Data listing
-*-*-

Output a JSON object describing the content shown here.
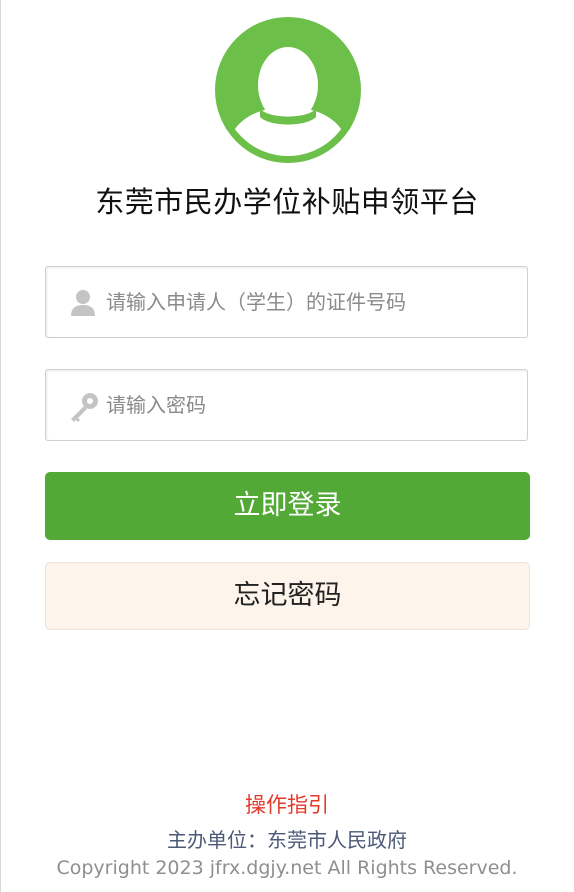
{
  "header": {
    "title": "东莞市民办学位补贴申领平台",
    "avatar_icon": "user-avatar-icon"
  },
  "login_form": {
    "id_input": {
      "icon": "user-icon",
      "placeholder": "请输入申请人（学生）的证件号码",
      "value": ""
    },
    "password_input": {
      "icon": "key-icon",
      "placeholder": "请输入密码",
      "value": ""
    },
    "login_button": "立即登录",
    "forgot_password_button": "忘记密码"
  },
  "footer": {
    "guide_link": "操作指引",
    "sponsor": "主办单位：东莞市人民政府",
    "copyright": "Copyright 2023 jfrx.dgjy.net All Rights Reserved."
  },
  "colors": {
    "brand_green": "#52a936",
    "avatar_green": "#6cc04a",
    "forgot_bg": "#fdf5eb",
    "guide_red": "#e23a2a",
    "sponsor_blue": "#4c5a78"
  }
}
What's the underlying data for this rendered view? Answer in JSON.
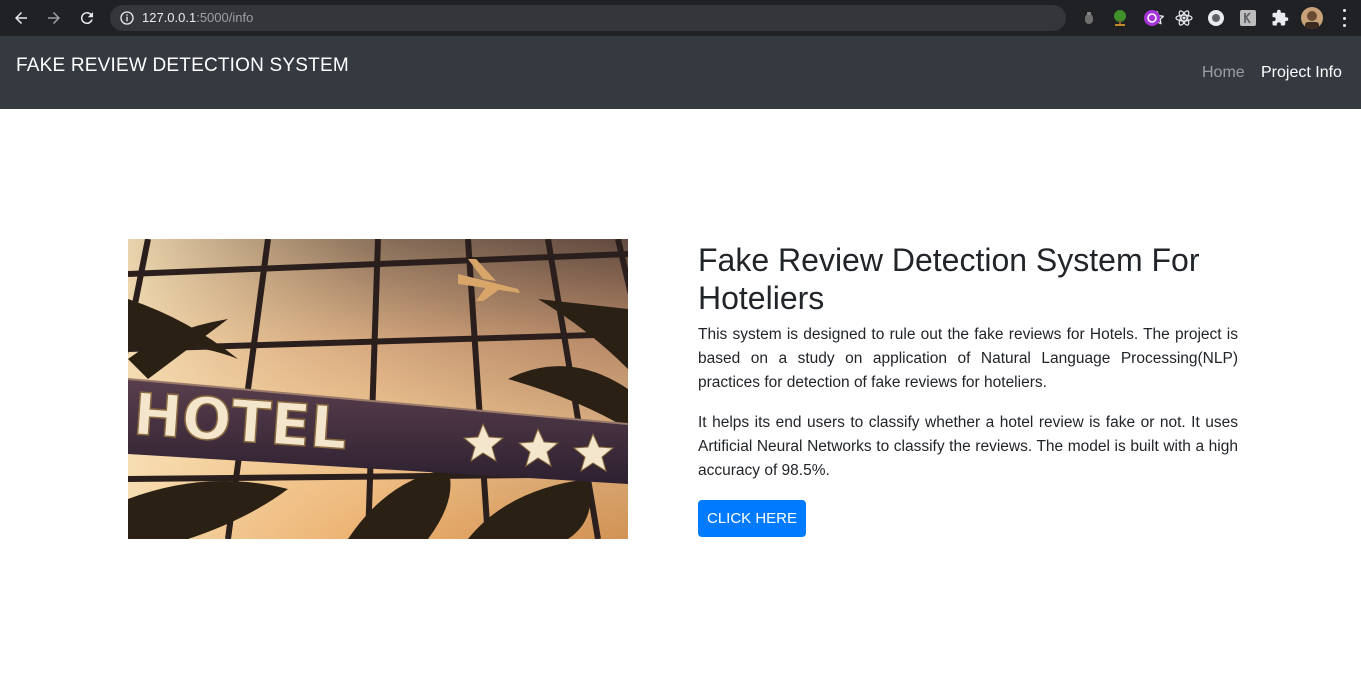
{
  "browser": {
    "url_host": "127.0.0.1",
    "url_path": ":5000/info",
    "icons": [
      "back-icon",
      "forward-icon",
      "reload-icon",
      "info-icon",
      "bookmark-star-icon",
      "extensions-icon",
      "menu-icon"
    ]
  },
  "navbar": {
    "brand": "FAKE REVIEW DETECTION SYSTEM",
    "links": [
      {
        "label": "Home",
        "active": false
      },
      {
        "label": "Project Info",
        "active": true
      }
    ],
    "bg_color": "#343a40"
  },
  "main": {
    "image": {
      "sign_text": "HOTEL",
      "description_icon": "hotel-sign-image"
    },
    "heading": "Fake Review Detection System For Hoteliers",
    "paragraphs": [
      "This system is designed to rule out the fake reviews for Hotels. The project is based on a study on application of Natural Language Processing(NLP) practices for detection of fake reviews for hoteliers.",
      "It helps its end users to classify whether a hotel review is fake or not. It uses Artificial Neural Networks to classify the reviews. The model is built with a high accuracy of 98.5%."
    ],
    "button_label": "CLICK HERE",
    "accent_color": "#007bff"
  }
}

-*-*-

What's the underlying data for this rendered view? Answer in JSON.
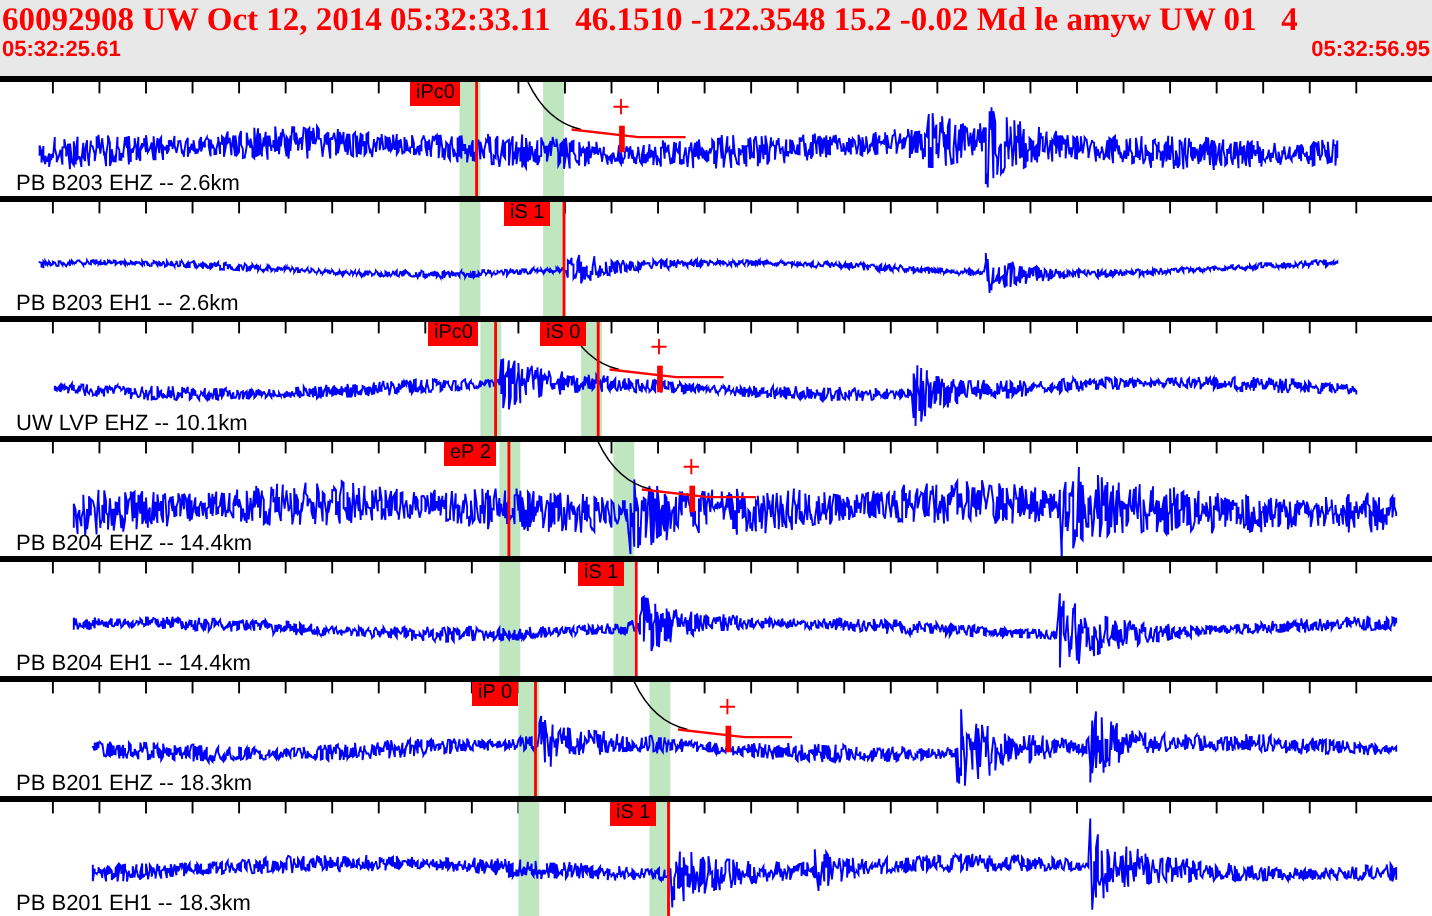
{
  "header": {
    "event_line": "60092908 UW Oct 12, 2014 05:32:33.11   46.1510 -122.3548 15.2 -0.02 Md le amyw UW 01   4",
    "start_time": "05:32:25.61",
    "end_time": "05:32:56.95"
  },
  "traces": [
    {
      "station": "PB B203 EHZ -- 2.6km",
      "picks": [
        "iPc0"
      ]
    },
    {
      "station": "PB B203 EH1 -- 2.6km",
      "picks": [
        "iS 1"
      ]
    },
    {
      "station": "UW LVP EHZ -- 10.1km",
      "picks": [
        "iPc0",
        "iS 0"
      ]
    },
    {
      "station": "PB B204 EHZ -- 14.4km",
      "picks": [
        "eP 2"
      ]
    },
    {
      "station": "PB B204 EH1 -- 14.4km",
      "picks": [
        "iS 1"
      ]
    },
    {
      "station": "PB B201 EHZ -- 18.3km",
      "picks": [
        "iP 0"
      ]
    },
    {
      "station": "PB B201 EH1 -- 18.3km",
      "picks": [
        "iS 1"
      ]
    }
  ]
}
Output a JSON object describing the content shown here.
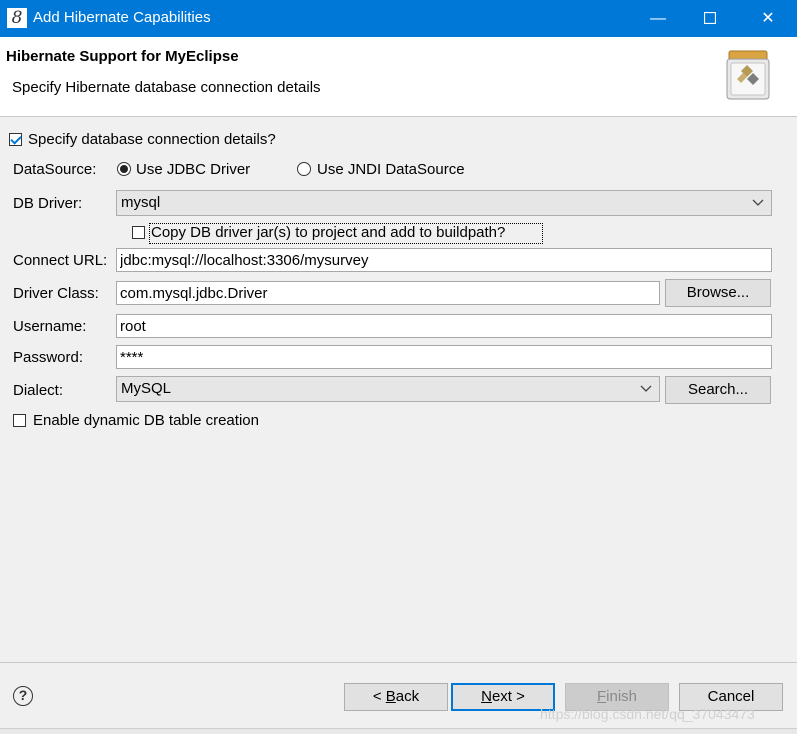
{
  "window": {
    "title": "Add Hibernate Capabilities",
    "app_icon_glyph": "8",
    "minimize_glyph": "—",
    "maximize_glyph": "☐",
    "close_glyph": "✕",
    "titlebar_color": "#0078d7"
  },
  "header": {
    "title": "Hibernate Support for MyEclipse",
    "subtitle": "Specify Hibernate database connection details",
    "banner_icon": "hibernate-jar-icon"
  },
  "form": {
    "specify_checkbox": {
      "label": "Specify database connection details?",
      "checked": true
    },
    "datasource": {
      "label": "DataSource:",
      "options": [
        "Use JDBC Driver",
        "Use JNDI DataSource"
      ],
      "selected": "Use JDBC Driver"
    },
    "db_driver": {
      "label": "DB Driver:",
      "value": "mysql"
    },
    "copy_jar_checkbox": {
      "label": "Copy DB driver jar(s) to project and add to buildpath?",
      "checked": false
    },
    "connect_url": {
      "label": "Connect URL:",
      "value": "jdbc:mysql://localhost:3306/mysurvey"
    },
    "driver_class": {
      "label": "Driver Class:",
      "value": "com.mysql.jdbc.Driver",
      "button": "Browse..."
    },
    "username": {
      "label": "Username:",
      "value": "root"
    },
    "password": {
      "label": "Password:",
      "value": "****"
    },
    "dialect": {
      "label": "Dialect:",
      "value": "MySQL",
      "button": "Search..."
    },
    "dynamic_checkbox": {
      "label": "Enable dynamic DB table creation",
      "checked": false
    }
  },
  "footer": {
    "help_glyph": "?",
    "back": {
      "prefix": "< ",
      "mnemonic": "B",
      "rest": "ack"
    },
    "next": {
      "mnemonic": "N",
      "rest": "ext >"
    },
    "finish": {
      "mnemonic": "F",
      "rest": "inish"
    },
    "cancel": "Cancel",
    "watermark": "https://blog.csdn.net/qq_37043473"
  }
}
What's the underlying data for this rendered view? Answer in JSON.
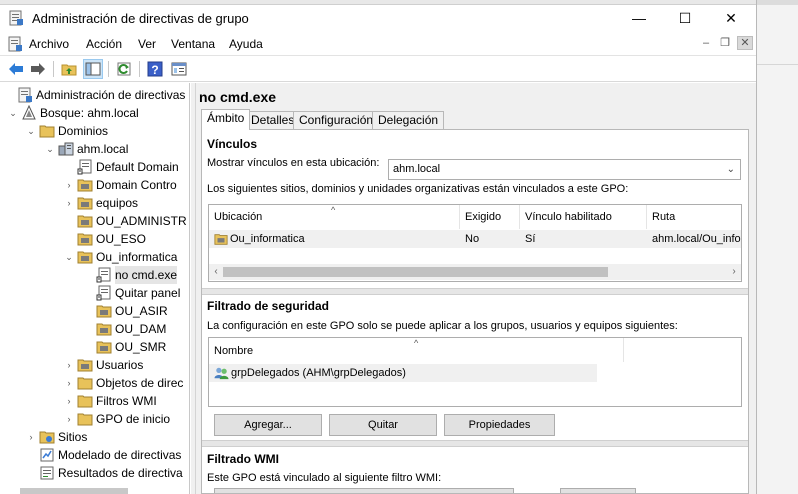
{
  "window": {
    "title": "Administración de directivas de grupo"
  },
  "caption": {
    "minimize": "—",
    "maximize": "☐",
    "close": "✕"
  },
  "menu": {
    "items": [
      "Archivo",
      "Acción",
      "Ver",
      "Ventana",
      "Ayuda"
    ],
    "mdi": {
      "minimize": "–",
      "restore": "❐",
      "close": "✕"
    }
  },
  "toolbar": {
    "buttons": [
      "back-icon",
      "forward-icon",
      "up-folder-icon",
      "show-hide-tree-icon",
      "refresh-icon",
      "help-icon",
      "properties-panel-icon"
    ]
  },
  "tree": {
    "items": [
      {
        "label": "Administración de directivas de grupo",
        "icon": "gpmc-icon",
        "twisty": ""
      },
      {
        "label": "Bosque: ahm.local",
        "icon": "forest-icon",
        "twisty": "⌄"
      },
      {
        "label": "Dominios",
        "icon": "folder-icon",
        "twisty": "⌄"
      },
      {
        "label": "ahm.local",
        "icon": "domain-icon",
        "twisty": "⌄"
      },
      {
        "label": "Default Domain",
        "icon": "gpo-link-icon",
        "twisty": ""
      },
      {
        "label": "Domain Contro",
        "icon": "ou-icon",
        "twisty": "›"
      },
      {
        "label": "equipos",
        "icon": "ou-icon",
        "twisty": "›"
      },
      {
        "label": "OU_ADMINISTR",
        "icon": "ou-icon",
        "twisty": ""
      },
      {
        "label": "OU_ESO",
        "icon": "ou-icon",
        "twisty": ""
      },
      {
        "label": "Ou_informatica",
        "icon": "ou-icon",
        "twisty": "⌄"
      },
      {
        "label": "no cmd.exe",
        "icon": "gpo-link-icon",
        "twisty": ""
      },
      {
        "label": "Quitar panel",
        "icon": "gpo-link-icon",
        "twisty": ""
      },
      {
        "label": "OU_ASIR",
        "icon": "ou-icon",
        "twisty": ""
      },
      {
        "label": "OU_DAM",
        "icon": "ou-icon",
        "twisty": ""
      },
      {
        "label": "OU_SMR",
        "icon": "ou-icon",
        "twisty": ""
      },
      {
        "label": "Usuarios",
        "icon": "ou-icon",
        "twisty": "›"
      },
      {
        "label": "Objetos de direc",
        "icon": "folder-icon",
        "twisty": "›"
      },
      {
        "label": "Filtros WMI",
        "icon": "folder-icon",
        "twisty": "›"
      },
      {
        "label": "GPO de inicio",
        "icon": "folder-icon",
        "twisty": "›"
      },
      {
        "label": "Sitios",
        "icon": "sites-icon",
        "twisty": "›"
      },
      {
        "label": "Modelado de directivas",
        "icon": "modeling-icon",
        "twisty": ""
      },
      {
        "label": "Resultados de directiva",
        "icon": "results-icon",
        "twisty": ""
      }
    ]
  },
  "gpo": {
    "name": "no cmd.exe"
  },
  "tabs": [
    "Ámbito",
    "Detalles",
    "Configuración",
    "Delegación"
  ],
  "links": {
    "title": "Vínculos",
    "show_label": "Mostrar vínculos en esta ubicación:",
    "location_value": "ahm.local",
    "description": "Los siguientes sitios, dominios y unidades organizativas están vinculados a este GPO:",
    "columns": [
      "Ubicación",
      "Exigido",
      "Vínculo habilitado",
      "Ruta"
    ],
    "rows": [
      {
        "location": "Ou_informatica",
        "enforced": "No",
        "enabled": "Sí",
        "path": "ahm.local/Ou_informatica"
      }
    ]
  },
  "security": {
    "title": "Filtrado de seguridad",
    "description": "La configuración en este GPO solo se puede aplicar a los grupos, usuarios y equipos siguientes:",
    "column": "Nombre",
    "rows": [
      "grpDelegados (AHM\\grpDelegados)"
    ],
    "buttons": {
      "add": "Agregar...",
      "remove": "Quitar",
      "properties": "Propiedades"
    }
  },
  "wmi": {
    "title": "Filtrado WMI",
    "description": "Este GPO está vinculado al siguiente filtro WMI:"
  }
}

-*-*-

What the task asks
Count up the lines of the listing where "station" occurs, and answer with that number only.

Solution for this exercise
7